Records for processing |
((

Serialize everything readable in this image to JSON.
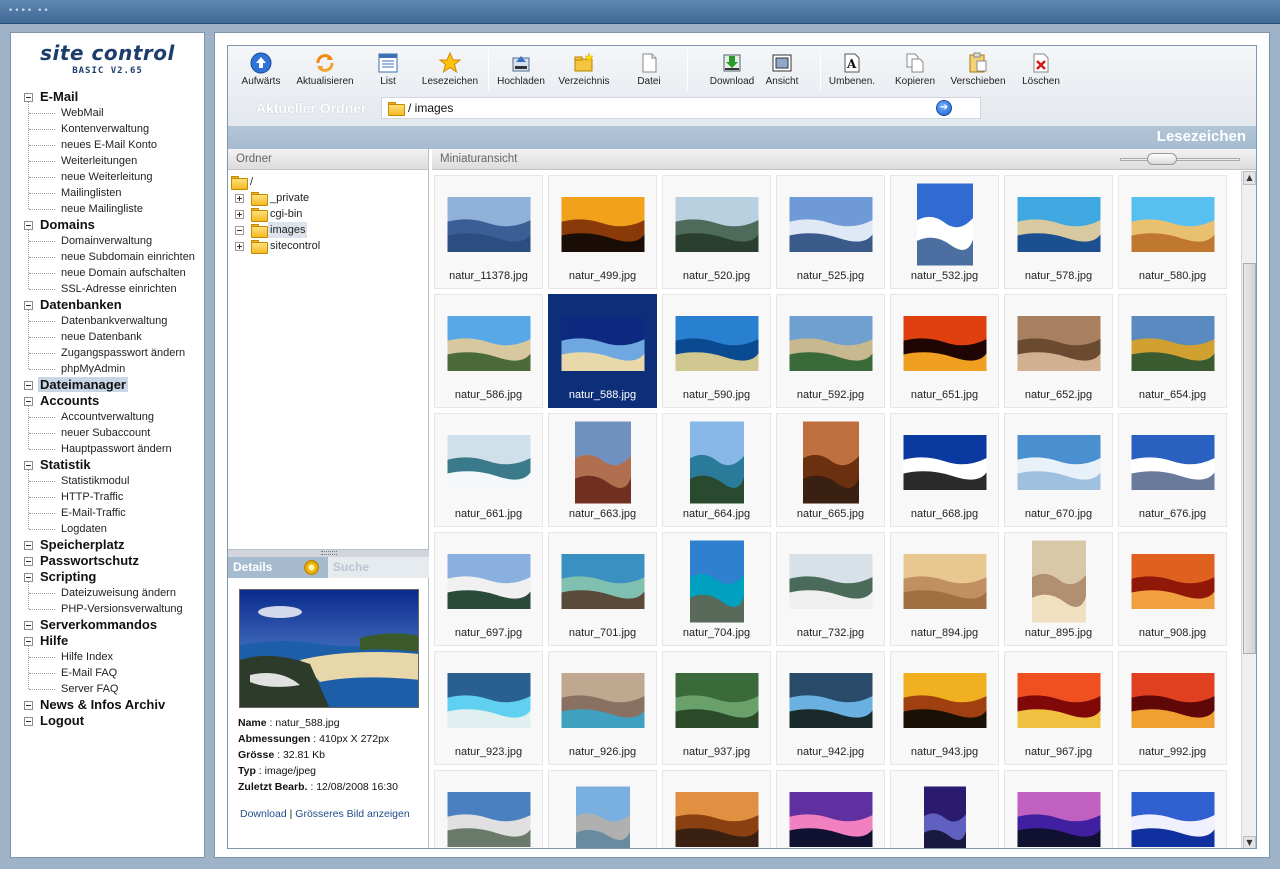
{
  "topbar": {
    "brand": "•••• ••"
  },
  "logo": {
    "title": "site control",
    "subtitle": "BASIC V2.65"
  },
  "nav": [
    {
      "label": "E-Mail",
      "items": [
        "WebMail",
        "Kontenverwaltung",
        "neues E-Mail Konto",
        "Weiterleitungen",
        "neue Weiterleitung",
        "Mailinglisten",
        "neue Mailingliste"
      ]
    },
    {
      "label": "Domains",
      "items": [
        "Domainverwaltung",
        "neue Subdomain einrichten",
        "neue Domain aufschalten",
        "SSL-Adresse einrichten"
      ]
    },
    {
      "label": "Datenbanken",
      "items": [
        "Datenbankverwaltung",
        "neue Datenbank",
        "Zugangspasswort ändern",
        "phpMyAdmin"
      ]
    },
    {
      "label": "Dateimanager",
      "items": [],
      "active": true
    },
    {
      "label": "Accounts",
      "items": [
        "Accountverwaltung",
        "neuer Subaccount",
        "Hauptpasswort ändern"
      ]
    },
    {
      "label": "Statistik",
      "items": [
        "Statistikmodul",
        "HTTP-Traffic",
        "E-Mail-Traffic",
        "Logdaten"
      ]
    },
    {
      "label": "Speicherplatz",
      "items": []
    },
    {
      "label": "Passwortschutz",
      "items": []
    },
    {
      "label": "Scripting",
      "items": [
        "Dateizuweisung ändern",
        "PHP-Versionsverwaltung"
      ]
    },
    {
      "label": "Serverkommandos",
      "items": []
    },
    {
      "label": "Hilfe",
      "items": [
        "Hilfe Index",
        "E-Mail FAQ",
        "Server FAQ"
      ]
    },
    {
      "label": "News & Infos Archiv",
      "items": []
    },
    {
      "label": "Logout",
      "items": []
    }
  ],
  "toolbar": {
    "buttons": [
      {
        "id": "up",
        "label": "Aufwärts",
        "icon": "arrow-up-icon"
      },
      {
        "id": "refresh",
        "label": "Aktualisieren",
        "icon": "refresh-icon"
      },
      {
        "id": "list",
        "label": "List",
        "icon": "list-icon"
      },
      {
        "id": "bookmarks",
        "label": "Lesezeichen",
        "icon": "star-icon"
      },
      {
        "id": "upload",
        "label": "Hochladen",
        "icon": "upload-icon"
      },
      {
        "id": "newdir",
        "label": "Verzeichnis",
        "icon": "new-folder-icon"
      },
      {
        "id": "newfile",
        "label": "Datei",
        "icon": "new-file-icon"
      },
      {
        "id": "download",
        "label": "Download",
        "icon": "download-icon"
      },
      {
        "id": "view",
        "label": "Ansicht",
        "icon": "view-icon"
      },
      {
        "id": "rename",
        "label": "Umbenen.",
        "icon": "rename-icon"
      },
      {
        "id": "copy",
        "label": "Kopieren",
        "icon": "copy-icon"
      },
      {
        "id": "move",
        "label": "Verschieben",
        "icon": "move-icon"
      },
      {
        "id": "delete",
        "label": "Löschen",
        "icon": "delete-icon"
      }
    ]
  },
  "folderbar": {
    "label": "Aktueller Ordner",
    "path": "/ images"
  },
  "bookmarkbar": {
    "label": "Lesezeichen"
  },
  "folders": {
    "header": "Ordner",
    "root": "/",
    "items": [
      {
        "label": "_private",
        "expanded": false
      },
      {
        "label": "cgi-bin",
        "expanded": false
      },
      {
        "label": "images",
        "expanded": true,
        "selected": true
      },
      {
        "label": "sitecontrol",
        "expanded": false
      }
    ]
  },
  "details": {
    "tab_active": "Details",
    "tab_inactive": "Suche",
    "name_label": "Name",
    "name": "natur_588.jpg",
    "dims_label": "Abmessungen",
    "dims": "410px X 272px",
    "size_label": "Grösse",
    "size": "32.81 Kb",
    "type_label": "Typ",
    "type": "image/jpeg",
    "modified_label": "Zuletzt Bearb.",
    "modified": "12/08/2008 16:30",
    "link_download": "Download",
    "link_separator": "|",
    "link_bigger": "Grösseres Bild anzeigen"
  },
  "thumbnails": {
    "header": "Miniaturansicht",
    "zoom_level": 0.3,
    "scroll_position": 0.12,
    "scroll_visible_fraction": 0.6,
    "selected": "natur_588.jpg",
    "files": [
      "natur_11378.jpg",
      "natur_499.jpg",
      "natur_520.jpg",
      "natur_525.jpg",
      "natur_532.jpg",
      "natur_578.jpg",
      "natur_580.jpg",
      "natur_586.jpg",
      "natur_588.jpg",
      "natur_590.jpg",
      "natur_592.jpg",
      "natur_651.jpg",
      "natur_652.jpg",
      "natur_654.jpg",
      "natur_661.jpg",
      "natur_663.jpg",
      "natur_664.jpg",
      "natur_665.jpg",
      "natur_668.jpg",
      "natur_670.jpg",
      "natur_676.jpg",
      "natur_697.jpg",
      "natur_701.jpg",
      "natur_704.jpg",
      "natur_732.jpg",
      "natur_894.jpg",
      "natur_895.jpg",
      "natur_908.jpg",
      "natur_923.jpg",
      "natur_926.jpg",
      "natur_937.jpg",
      "natur_942.jpg",
      "natur_943.jpg",
      "natur_967.jpg",
      "natur_992.jpg",
      "",
      "",
      "",
      "",
      "",
      "",
      ""
    ]
  },
  "colors": {
    "accent": "#1d3d6c",
    "selection": "#0d2f7a",
    "link": "#1f4d8a"
  }
}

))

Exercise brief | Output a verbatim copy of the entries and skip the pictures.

Completed task |
Serialize everything readable in this image to JSON.
{
  "topbar": {
    "brand": "•••• ••"
  },
  "logo": {
    "title": "site control",
    "subtitle": "BASIC V2.65"
  },
  "nav": [
    {
      "label": "E-Mail",
      "items": [
        "WebMail",
        "Kontenverwaltung",
        "neues E-Mail Konto",
        "Weiterleitungen",
        "neue Weiterleitung",
        "Mailinglisten",
        "neue Mailingliste"
      ]
    },
    {
      "label": "Domains",
      "items": [
        "Domainverwaltung",
        "neue Subdomain einrichten",
        "neue Domain aufschalten",
        "SSL-Adresse einrichten"
      ]
    },
    {
      "label": "Datenbanken",
      "items": [
        "Datenbankverwaltung",
        "neue Datenbank",
        "Zugangspasswort ändern",
        "phpMyAdmin"
      ]
    },
    {
      "label": "Dateimanager",
      "items": [],
      "active": true
    },
    {
      "label": "Accounts",
      "items": [
        "Accountverwaltung",
        "neuer Subaccount",
        "Hauptpasswort ändern"
      ]
    },
    {
      "label": "Statistik",
      "items": [
        "Statistikmodul",
        "HTTP-Traffic",
        "E-Mail-Traffic",
        "Logdaten"
      ]
    },
    {
      "label": "Speicherplatz",
      "items": []
    },
    {
      "label": "Passwortschutz",
      "items": []
    },
    {
      "label": "Scripting",
      "items": [
        "Dateizuweisung ändern",
        "PHP-Versionsverwaltung"
      ]
    },
    {
      "label": "Serverkommandos",
      "items": []
    },
    {
      "label": "Hilfe",
      "items": [
        "Hilfe Index",
        "E-Mail FAQ",
        "Server FAQ"
      ]
    },
    {
      "label": "News & Infos Archiv",
      "items": []
    },
    {
      "label": "Logout",
      "items": []
    }
  ],
  "toolbar": {
    "buttons": [
      {
        "id": "up",
        "label": "Aufwärts",
        "icon": "arrow-up-icon"
      },
      {
        "id": "refresh",
        "label": "Aktualisieren",
        "icon": "refresh-icon"
      },
      {
        "id": "list",
        "label": "List",
        "icon": "list-icon"
      },
      {
        "id": "bookmarks",
        "label": "Lesezeichen",
        "icon": "star-icon"
      },
      {
        "id": "upload",
        "label": "Hochladen",
        "icon": "upload-icon"
      },
      {
        "id": "newdir",
        "label": "Verzeichnis",
        "icon": "new-folder-icon"
      },
      {
        "id": "newfile",
        "label": "Datei",
        "icon": "new-file-icon"
      },
      {
        "id": "download",
        "label": "Download",
        "icon": "download-icon"
      },
      {
        "id": "view",
        "label": "Ansicht",
        "icon": "view-icon"
      },
      {
        "id": "rename",
        "label": "Umbenen.",
        "icon": "rename-icon"
      },
      {
        "id": "copy",
        "label": "Kopieren",
        "icon": "copy-icon"
      },
      {
        "id": "move",
        "label": "Verschieben",
        "icon": "move-icon"
      },
      {
        "id": "delete",
        "label": "Löschen",
        "icon": "delete-icon"
      }
    ]
  },
  "folderbar": {
    "label": "Aktueller Ordner",
    "path": "/ images"
  },
  "bookmarkbar": {
    "label": "Lesezeichen"
  },
  "folders": {
    "header": "Ordner",
    "root": "/",
    "items": [
      {
        "label": "_private",
        "expanded": false
      },
      {
        "label": "cgi-bin",
        "expanded": false
      },
      {
        "label": "images",
        "expanded": true,
        "selected": true
      },
      {
        "label": "sitecontrol",
        "expanded": false
      }
    ]
  },
  "details": {
    "tab_active": "Details",
    "tab_inactive": "Suche",
    "name_label": "Name",
    "name": "natur_588.jpg",
    "dims_label": "Abmessungen",
    "dims": "410px X 272px",
    "size_label": "Grösse",
    "size": "32.81 Kb",
    "type_label": "Typ",
    "type": "image/jpeg",
    "modified_label": "Zuletzt Bearb.",
    "modified": "12/08/2008 16:30",
    "link_download": "Download",
    "link_separator": "|",
    "link_bigger": "Grösseres Bild anzeigen"
  },
  "thumbnails": {
    "header": "Miniaturansicht",
    "zoom_level": 0.3,
    "scroll_position": 0.12,
    "scroll_visible_fraction": 0.6,
    "selected": "natur_588.jpg",
    "files": [
      "natur_11378.jpg",
      "natur_499.jpg",
      "natur_520.jpg",
      "natur_525.jpg",
      "natur_532.jpg",
      "natur_578.jpg",
      "natur_580.jpg",
      "natur_586.jpg",
      "natur_588.jpg",
      "natur_590.jpg",
      "natur_592.jpg",
      "natur_651.jpg",
      "natur_652.jpg",
      "natur_654.jpg",
      "natur_661.jpg",
      "natur_663.jpg",
      "natur_664.jpg",
      "natur_665.jpg",
      "natur_668.jpg",
      "natur_670.jpg",
      "natur_676.jpg",
      "natur_697.jpg",
      "natur_701.jpg",
      "natur_704.jpg",
      "natur_732.jpg",
      "natur_894.jpg",
      "natur_895.jpg",
      "natur_908.jpg",
      "natur_923.jpg",
      "natur_926.jpg",
      "natur_937.jpg",
      "natur_942.jpg",
      "natur_943.jpg",
      "natur_967.jpg",
      "natur_992.jpg",
      "",
      "",
      "",
      "",
      "",
      "",
      ""
    ]
  },
  "colors": {
    "accent": "#1d3d6c",
    "selection": "#0d2f7a",
    "link": "#1f4d8a"
  }
}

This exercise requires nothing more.